Part of the Cylinder tells the story of Cyrus conquering Babylon (a city state about 30 miles south of present-day Baghdad in Iraq). In the Hebrew Bible, Cyrus is presented as a hero who freed the captive Jewish people from Babylon, restored their wealth and let them rebuild their temple in Jerusalem. 

“You can see how these stories were kept alive,” Saunders said. “It reinforces his reputation before the Cylinder was discovered in 1879.” 

Even the ancient Greeks, historically the enemies of the Persian Empire, refer to Cyrus with respect in their histories, Saunders said. 

Saunders, who studied ancient Greek and Roman civilization at Oxford, said it has been an interesting exhibit for a museum that specializes in those cultures. 

“I had always learned about the Persians from the Greek perspective,” he said. “This has been the best way to learn about Ancient Persia.” 

The Cylinder, currently on loan from the British Museum in London, was unearthed in 1879 during the excavation of a temple in Iraq. 

Experts say that compared to other artifacts, it does not immediately stand out. 

At a symposium about the Cylinder held at the Getty on Sunday, Dr. Irving Finkel, assistant keeper in the Department of the Middle East at the British Museum, said the Cylinder contains odd spacing, and the clay it’s made out of is crude and gritty. 

“I think it’s a mass production speed thing rather than anything else,” Finkel said. 

The Cylinder is one of thousands that would have been distributed throughout ancient Persia as propaganda to further the reputation of the king. 

But Getty Museum Director Timothy Potts said at the symposium that the story of mercy at the core of the Cylinder’s message is what makes it distinct. 

“It’s something that sets it apart so much from the kings that had been before,” he said. 

Many leaders have cited Cyrus as an inspiration throughout history. Thomas Jefferson was said to have read the biography of Cyrus before drafting the U.S. Constitution, and a replica of the Cylinder is housed at the United Nations headquarters in New York City as an example of a declaration of universal human rights. 

The Cylinder has been touring American museums since this spring, starting at the Smithsonian Museum in Washington, D.C. The exhibition at the Getty Villa is its last stop before the Cylinder returns to England. 
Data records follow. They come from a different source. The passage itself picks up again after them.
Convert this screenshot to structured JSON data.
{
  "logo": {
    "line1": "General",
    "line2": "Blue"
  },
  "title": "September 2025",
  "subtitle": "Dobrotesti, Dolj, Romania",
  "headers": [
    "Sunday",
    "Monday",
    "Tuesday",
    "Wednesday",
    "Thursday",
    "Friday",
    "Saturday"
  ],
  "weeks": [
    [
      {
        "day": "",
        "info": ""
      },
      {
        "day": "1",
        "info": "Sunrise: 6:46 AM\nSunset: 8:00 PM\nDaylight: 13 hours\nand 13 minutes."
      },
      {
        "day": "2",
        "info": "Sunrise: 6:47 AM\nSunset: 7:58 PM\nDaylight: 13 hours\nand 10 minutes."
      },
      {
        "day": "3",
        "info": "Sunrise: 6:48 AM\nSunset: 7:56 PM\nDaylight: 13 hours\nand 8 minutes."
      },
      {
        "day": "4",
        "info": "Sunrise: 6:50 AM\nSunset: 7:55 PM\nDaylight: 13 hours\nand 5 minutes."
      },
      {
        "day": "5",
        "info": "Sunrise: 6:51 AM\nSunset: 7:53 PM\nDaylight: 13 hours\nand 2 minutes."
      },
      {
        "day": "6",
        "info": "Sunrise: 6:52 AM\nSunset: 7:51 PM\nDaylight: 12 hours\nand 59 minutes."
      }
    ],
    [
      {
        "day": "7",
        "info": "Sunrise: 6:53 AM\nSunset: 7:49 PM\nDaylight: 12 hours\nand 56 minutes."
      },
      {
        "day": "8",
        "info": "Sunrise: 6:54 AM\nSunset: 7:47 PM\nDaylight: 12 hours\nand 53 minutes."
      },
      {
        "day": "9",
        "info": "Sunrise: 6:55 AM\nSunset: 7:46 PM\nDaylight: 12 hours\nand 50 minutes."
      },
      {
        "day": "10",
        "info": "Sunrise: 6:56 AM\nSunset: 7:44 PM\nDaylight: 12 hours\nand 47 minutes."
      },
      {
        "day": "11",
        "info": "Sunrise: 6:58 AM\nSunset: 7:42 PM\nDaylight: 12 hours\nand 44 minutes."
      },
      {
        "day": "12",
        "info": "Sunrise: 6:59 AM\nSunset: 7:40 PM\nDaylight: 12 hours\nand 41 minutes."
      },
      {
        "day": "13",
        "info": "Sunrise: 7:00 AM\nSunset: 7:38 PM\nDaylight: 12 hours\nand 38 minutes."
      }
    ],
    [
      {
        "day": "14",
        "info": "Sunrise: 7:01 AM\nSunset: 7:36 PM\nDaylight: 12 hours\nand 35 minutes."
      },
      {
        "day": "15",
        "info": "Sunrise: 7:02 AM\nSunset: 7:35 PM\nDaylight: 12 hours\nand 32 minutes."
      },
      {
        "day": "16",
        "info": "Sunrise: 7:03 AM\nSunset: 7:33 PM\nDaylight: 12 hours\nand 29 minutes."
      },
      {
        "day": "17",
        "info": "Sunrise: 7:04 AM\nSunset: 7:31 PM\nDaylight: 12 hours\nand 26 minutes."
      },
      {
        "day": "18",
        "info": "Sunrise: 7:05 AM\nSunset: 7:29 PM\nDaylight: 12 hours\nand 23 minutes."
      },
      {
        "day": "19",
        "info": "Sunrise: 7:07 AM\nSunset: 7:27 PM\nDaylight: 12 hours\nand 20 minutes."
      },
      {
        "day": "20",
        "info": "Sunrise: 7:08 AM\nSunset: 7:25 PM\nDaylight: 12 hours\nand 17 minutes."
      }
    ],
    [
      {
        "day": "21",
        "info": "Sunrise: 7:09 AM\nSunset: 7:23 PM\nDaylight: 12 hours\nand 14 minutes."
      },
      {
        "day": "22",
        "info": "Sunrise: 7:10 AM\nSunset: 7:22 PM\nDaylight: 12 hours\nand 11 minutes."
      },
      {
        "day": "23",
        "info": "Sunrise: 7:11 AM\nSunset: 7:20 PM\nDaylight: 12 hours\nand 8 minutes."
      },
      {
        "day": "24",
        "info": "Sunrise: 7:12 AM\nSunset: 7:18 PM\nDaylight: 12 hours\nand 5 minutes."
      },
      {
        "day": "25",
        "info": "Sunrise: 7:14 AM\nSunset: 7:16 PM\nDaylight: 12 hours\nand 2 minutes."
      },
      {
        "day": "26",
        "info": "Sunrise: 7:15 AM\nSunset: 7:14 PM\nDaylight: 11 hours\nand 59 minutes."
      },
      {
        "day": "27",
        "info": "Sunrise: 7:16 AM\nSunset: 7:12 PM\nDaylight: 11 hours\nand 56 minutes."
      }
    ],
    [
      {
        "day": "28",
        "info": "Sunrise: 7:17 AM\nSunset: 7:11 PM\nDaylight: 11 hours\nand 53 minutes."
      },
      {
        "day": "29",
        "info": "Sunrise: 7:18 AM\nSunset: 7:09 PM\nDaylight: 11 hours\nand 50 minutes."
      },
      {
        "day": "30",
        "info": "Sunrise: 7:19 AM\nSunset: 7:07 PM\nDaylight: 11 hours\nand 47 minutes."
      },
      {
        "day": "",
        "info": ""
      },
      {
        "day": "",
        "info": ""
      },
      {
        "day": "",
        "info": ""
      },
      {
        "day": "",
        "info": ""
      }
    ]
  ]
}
Each museum has tried to present the Cylinder in a different context, Saunders said. 

“Each time adds new lenses to the object,” he said. 

For example, in addition to the artifacts from the British Museum, the Getty is uniquely displaying an album of photographs taken in Iran in the mid 19th century. The collection contains the first photographs ever taken of Achaemenid palaces and structures, some of them no longer standing, Saunders said. 

“This seemed like a fabulous opportunity to display this album,” he said.